Data to process:
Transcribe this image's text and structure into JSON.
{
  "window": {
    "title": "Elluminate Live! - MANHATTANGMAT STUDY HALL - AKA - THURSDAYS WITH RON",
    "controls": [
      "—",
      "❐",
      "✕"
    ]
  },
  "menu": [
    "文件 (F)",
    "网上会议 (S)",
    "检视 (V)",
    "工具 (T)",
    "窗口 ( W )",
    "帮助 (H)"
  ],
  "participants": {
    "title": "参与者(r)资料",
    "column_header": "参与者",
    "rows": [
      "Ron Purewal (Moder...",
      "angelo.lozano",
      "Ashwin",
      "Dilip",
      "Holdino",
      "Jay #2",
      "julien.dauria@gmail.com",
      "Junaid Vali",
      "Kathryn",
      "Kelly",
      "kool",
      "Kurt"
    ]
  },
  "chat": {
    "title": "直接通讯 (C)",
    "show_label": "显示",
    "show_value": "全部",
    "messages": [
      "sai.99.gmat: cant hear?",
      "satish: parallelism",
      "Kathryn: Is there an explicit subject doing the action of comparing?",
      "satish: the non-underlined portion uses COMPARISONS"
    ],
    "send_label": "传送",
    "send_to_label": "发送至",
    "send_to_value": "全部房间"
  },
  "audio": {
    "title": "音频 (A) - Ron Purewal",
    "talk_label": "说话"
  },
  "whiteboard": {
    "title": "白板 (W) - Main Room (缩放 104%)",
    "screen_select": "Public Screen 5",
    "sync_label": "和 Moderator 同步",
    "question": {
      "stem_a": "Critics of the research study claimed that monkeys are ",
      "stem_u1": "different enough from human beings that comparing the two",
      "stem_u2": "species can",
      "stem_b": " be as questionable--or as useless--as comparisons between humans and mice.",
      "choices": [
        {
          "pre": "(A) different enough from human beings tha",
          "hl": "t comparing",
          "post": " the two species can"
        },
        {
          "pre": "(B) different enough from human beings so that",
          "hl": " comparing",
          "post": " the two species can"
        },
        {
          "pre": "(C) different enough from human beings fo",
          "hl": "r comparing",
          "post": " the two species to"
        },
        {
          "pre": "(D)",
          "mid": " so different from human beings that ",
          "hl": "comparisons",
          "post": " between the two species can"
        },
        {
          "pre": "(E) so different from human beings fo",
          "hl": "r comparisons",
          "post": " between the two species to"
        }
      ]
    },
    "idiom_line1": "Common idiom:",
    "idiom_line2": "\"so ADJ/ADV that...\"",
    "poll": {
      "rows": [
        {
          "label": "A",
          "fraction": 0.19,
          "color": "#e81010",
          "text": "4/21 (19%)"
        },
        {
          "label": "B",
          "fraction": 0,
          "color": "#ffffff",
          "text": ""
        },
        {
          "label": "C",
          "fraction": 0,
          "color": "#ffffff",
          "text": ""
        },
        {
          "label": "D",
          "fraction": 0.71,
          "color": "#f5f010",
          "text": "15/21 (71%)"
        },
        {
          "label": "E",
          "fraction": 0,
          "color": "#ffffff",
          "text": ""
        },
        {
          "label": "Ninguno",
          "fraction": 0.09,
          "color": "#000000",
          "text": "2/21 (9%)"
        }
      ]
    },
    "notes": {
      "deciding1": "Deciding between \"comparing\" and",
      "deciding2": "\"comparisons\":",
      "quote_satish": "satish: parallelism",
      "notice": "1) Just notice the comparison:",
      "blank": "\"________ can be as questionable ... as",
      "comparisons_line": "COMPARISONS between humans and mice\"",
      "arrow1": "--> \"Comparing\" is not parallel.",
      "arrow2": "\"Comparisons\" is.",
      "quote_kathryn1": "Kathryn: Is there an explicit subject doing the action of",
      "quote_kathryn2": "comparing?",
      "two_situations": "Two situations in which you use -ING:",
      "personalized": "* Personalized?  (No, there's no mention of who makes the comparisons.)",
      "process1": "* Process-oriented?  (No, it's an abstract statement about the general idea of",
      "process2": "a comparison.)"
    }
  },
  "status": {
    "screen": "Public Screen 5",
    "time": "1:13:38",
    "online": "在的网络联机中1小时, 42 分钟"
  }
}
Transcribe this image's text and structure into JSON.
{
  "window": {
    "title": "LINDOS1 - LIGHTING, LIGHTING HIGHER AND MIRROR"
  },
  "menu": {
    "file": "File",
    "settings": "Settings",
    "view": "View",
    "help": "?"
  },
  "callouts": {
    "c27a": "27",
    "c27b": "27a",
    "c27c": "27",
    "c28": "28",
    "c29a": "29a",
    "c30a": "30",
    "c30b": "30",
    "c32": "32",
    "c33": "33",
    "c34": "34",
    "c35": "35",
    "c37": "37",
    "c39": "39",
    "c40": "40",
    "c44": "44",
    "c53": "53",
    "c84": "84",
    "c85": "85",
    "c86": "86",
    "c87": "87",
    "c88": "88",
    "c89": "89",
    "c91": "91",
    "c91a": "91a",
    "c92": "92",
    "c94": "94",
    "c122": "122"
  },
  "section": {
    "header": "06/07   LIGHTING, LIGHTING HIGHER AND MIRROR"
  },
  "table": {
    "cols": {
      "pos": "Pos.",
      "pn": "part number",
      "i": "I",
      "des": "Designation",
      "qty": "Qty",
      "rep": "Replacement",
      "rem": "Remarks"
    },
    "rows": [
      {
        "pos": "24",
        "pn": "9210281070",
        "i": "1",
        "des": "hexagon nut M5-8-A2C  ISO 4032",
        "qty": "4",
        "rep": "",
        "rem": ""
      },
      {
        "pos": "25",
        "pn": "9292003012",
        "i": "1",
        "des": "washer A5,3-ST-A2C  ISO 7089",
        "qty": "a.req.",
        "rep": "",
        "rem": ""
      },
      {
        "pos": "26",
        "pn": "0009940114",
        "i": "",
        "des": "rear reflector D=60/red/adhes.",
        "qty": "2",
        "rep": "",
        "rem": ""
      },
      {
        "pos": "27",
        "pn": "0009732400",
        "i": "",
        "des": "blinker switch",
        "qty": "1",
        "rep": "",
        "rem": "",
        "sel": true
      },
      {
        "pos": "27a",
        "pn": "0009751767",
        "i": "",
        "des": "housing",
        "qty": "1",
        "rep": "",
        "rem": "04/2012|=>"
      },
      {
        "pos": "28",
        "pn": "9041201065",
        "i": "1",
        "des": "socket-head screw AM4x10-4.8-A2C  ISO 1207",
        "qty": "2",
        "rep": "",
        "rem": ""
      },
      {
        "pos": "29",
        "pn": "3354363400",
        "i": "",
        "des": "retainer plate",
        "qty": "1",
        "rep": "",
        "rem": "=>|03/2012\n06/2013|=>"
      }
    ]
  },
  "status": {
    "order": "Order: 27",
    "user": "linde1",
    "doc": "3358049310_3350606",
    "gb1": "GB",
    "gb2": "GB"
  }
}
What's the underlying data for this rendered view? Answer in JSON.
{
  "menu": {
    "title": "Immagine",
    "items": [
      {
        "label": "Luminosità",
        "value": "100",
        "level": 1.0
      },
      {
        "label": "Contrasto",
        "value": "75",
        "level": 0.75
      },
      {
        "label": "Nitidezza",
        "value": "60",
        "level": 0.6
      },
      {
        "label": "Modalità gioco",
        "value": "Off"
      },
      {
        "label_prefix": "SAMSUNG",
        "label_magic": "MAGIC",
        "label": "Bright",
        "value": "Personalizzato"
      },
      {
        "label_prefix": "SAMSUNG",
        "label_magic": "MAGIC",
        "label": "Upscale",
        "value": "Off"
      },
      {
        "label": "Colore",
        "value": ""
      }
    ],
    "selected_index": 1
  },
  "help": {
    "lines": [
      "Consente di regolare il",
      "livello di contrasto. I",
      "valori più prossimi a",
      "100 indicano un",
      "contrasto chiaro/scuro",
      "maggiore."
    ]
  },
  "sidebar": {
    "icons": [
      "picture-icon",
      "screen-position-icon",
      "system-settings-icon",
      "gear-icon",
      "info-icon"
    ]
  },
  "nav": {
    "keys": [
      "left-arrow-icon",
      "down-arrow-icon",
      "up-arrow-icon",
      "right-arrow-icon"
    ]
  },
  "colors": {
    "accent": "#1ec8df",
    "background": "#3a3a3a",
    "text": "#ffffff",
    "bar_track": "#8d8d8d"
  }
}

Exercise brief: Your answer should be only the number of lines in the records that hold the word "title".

Answer to the exercise: 7